**Exercise requirements:** Retyping the data exactly is the task. Include every line.

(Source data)

:::

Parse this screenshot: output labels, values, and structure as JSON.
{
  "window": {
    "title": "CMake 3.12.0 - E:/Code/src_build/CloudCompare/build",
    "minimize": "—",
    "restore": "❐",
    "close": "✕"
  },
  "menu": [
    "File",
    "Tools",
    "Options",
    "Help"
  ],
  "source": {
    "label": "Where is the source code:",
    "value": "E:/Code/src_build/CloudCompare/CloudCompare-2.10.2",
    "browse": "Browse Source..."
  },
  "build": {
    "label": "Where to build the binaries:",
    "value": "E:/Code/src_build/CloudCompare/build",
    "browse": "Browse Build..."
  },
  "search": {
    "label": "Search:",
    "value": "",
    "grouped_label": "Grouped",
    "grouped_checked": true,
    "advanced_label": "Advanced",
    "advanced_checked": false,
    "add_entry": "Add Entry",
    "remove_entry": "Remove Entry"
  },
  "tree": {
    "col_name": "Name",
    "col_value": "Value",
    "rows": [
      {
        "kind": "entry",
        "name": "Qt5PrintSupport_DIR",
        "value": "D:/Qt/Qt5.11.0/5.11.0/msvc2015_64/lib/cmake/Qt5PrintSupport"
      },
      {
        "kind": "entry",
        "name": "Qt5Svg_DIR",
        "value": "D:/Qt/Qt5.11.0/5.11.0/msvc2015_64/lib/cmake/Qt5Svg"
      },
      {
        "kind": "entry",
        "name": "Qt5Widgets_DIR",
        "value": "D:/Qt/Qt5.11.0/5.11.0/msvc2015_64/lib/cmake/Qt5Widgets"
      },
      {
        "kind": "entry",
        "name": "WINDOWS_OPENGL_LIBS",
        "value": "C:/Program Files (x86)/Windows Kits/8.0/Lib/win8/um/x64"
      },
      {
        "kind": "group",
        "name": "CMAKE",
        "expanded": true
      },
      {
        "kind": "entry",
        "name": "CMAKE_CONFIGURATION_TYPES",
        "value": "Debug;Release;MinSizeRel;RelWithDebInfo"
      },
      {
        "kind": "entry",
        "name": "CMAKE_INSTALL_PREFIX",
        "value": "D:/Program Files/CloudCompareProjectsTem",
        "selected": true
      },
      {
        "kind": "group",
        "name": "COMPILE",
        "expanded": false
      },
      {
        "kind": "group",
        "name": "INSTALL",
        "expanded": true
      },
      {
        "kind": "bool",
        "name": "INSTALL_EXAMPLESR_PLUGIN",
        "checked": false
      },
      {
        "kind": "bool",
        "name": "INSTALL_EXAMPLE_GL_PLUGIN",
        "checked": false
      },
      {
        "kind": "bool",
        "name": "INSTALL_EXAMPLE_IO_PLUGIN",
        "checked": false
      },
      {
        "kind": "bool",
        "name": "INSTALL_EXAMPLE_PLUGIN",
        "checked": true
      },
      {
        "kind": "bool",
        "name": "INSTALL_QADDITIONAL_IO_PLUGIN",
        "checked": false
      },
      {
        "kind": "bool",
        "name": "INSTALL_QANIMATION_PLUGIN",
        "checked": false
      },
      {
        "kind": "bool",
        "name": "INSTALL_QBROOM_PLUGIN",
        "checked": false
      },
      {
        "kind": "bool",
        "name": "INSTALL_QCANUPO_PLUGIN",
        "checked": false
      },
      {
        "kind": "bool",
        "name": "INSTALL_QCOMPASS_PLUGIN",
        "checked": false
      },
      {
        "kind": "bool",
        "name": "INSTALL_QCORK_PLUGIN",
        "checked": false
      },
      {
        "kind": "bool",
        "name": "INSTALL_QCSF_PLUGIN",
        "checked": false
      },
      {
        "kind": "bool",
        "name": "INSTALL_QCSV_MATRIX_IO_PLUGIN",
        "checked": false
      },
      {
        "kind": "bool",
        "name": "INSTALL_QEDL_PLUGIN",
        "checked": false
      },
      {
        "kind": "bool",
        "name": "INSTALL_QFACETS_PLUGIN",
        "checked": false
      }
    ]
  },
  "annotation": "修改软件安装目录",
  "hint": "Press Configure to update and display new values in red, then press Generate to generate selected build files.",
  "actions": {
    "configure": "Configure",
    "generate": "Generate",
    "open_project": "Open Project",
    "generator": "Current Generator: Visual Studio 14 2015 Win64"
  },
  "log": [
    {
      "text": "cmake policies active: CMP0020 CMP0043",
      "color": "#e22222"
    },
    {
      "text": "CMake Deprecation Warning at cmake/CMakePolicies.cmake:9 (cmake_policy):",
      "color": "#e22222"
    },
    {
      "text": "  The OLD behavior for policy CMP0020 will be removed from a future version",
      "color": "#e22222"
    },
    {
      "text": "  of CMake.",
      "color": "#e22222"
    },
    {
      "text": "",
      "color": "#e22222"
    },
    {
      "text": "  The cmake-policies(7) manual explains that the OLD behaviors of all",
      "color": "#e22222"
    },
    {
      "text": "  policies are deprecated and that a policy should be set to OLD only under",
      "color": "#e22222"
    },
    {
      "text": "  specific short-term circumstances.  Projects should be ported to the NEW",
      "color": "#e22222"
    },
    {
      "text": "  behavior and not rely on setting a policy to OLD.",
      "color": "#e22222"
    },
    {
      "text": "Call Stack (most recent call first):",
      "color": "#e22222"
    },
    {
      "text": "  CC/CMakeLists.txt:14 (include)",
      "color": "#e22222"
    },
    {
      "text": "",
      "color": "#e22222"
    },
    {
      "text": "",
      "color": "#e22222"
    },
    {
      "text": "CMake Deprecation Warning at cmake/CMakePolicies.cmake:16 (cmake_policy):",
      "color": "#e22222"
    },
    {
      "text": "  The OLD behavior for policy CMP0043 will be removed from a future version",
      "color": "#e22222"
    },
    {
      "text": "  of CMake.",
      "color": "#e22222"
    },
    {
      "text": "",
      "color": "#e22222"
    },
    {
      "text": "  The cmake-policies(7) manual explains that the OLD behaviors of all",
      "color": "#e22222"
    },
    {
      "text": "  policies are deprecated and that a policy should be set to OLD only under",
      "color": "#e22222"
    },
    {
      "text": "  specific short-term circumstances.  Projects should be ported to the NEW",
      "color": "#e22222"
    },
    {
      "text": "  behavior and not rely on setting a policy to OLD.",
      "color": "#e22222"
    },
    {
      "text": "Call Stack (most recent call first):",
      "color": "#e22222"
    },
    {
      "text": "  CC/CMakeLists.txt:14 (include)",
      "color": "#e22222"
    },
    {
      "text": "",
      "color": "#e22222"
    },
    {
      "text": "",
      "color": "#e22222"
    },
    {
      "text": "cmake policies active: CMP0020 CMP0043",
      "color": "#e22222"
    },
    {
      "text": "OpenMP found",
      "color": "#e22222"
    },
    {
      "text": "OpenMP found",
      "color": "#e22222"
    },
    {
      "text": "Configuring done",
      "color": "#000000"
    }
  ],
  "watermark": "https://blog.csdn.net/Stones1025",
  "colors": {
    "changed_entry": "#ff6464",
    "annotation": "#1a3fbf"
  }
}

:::

**Result of the exercise:**
Parse this screenshot: output labels, values, and structure as JSON.
{
  "window": {
    "title": "CMake 3.12.0 - E:/Code/src_build/CloudCompare/build",
    "minimize": "—",
    "restore": "❐",
    "close": "✕"
  },
  "menu": [
    "File",
    "Tools",
    "Options",
    "Help"
  ],
  "source": {
    "label": "Where is the source code:",
    "value": "E:/Code/src_build/CloudCompare/CloudCompare-2.10.2",
    "browse": "Browse Source..."
  },
  "build": {
    "label": "Where to build the binaries:",
    "value": "E:/Code/src_build/CloudCompare/build",
    "browse": "Browse Build..."
  },
  "search": {
    "label": "Search:",
    "value": "",
    "grouped_label": "Grouped",
    "grouped_checked": true,
    "advanced_label": "Advanced",
    "advanced_checked": false,
    "add_entry": "Add Entry",
    "remove_entry": "Remove Entry"
  },
  "tree": {
    "col_name": "Name",
    "col_value": "Value",
    "rows": [
      {
        "kind": "entry",
        "name": "Qt5PrintSupport_DIR",
        "value": "D:/Qt/Qt5.11.0/5.11.0/msvc2015_64/lib/cmake/Qt5PrintSupport"
      },
      {
        "kind": "entry",
        "name": "Qt5Svg_DIR",
        "value": "D:/Qt/Qt5.11.0/5.11.0/msvc2015_64/lib/cmake/Qt5Svg"
      },
      {
        "kind": "entry",
        "name": "Qt5Widgets_DIR",
        "value": "D:/Qt/Qt5.11.0/5.11.0/msvc2015_64/lib/cmake/Qt5Widgets"
      },
      {
        "kind": "entry",
        "name": "WINDOWS_OPENGL_LIBS",
        "value": "C:/Program Files (x86)/Windows Kits/8.0/Lib/win8/um/x64"
      },
      {
        "kind": "group",
        "name": "CMAKE",
        "expanded": true
      },
      {
        "kind": "entry",
        "name": "CMAKE_CONFIGURATION_TYPES",
        "value": "Debug;Release;MinSizeRel;RelWithDebInfo"
      },
      {
        "kind": "entry",
        "name": "CMAKE_INSTALL_PREFIX",
        "value": "D:/Program Files/CloudCompareProjectsTem",
        "selected": true
      },
      {
        "kind": "group",
        "name": "COMPILE",
        "expanded": false
      },
      {
        "kind": "group",
        "name": "INSTALL",
        "expanded": true
      },
      {
        "kind": "bool",
        "name": "INSTALL_EXAMPLESR_PLUGIN",
        "checked": false
      },
      {
        "kind": "bool",
        "name": "INSTALL_EXAMPLE_GL_PLUGIN",
        "checked": false
      },
      {
        "kind": "bool",
        "name": "INSTALL_EXAMPLE_IO_PLUGIN",
        "checked": false
      },
      {
        "kind": "bool",
        "name": "INSTALL_EXAMPLE_PLUGIN",
        "checked": true
      },
      {
        "kind": "bool",
        "name": "INSTALL_QADDITIONAL_IO_PLUGIN",
        "checked": false
      },
      {
        "kind": "bool",
        "name": "INSTALL_QANIMATION_PLUGIN",
        "checked": false
      },
      {
        "kind": "bool",
        "name": "INSTALL_QBROOM_PLUGIN",
        "checked": false
      },
      {
        "kind": "bool",
        "name": "INSTALL_QCANUPO_PLUGIN",
        "checked": false
      },
      {
        "kind": "bool",
        "name": "INSTALL_QCOMPASS_PLUGIN",
        "checked": false
      },
      {
        "kind": "bool",
        "name": "INSTALL_QCORK_PLUGIN",
        "checked": false
      },
      {
        "kind": "bool",
        "name": "INSTALL_QCSF_PLUGIN",
        "checked": false
      },
      {
        "kind": "bool",
        "name": "INSTALL_QCSV_MATRIX_IO_PLUGIN",
        "checked": false
      },
      {
        "kind": "bool",
        "name": "INSTALL_QEDL_PLUGIN",
        "checked": false
      },
      {
        "kind": "bool",
        "name": "INSTALL_QFACETS_PLUGIN",
        "checked": false
      }
    ]
  },
  "annotation": "修改软件安装目录",
  "hint": "Press Configure to update and display new values in red, then press Generate to generate selected build files.",
  "actions": {
    "configure": "Configure",
    "generate": "Generate",
    "open_project": "Open Project",
    "generator": "Current Generator: Visual Studio 14 2015 Win64"
  },
  "log": [
    {
      "text": "cmake policies active: CMP0020 CMP0043",
      "color": "#e22222"
    },
    {
      "text": "CMake Deprecation Warning at cmake/CMakePolicies.cmake:9 (cmake_policy):",
      "color": "#e22222"
    },
    {
      "text": "  The OLD behavior for policy CMP0020 will be removed from a future version",
      "color": "#e22222"
    },
    {
      "text": "  of CMake.",
      "color": "#e22222"
    },
    {
      "text": "",
      "color": "#e22222"
    },
    {
      "text": "  The cmake-policies(7) manual explains that the OLD behaviors of all",
      "color": "#e22222"
    },
    {
      "text": "  policies are deprecated and that a policy should be set to OLD only under",
      "color": "#e22222"
    },
    {
      "text": "  specific short-term circumstances.  Projects should be ported to the NEW",
      "color": "#e22222"
    },
    {
      "text": "  behavior and not rely on setting a policy to OLD.",
      "color": "#e22222"
    },
    {
      "text": "Call Stack (most recent call first):",
      "color": "#e22222"
    },
    {
      "text": "  CC/CMakeLists.txt:14 (include)",
      "color": "#e22222"
    },
    {
      "text": "",
      "color": "#e22222"
    },
    {
      "text": "",
      "color": "#e22222"
    },
    {
      "text": "CMake Deprecation Warning at cmake/CMakePolicies.cmake:16 (cmake_policy):",
      "color": "#e22222"
    },
    {
      "text": "  The OLD behavior for policy CMP0043 will be removed from a future version",
      "color": "#e22222"
    },
    {
      "text": "  of CMake.",
      "color": "#e22222"
    },
    {
      "text": "",
      "color": "#e22222"
    },
    {
      "text": "  The cmake-policies(7) manual explains that the OLD behaviors of all",
      "color": "#e22222"
    },
    {
      "text": "  policies are deprecated and that a policy should be set to OLD only under",
      "color": "#e22222"
    },
    {
      "text": "  specific short-term circumstances.  Projects should be ported to the NEW",
      "color": "#e22222"
    },
    {
      "text": "  behavior and not rely on setting a policy to OLD.",
      "color": "#e22222"
    },
    {
      "text": "Call Stack (most recent call first):",
      "color": "#e22222"
    },
    {
      "text": "  CC/CMakeLists.txt:14 (include)",
      "color": "#e22222"
    },
    {
      "text": "",
      "color": "#e22222"
    },
    {
      "text": "",
      "color": "#e22222"
    },
    {
      "text": "cmake policies active: CMP0020 CMP0043",
      "color": "#e22222"
    },
    {
      "text": "OpenMP found",
      "color": "#e22222"
    },
    {
      "text": "OpenMP found",
      "color": "#e22222"
    },
    {
      "text": "Configuring done",
      "color": "#000000"
    }
  ],
  "watermark": "https://blog.csdn.net/Stones1025",
  "colors": {
    "changed_entry": "#ff6464",
    "annotation": "#1a3fbf"
  }
}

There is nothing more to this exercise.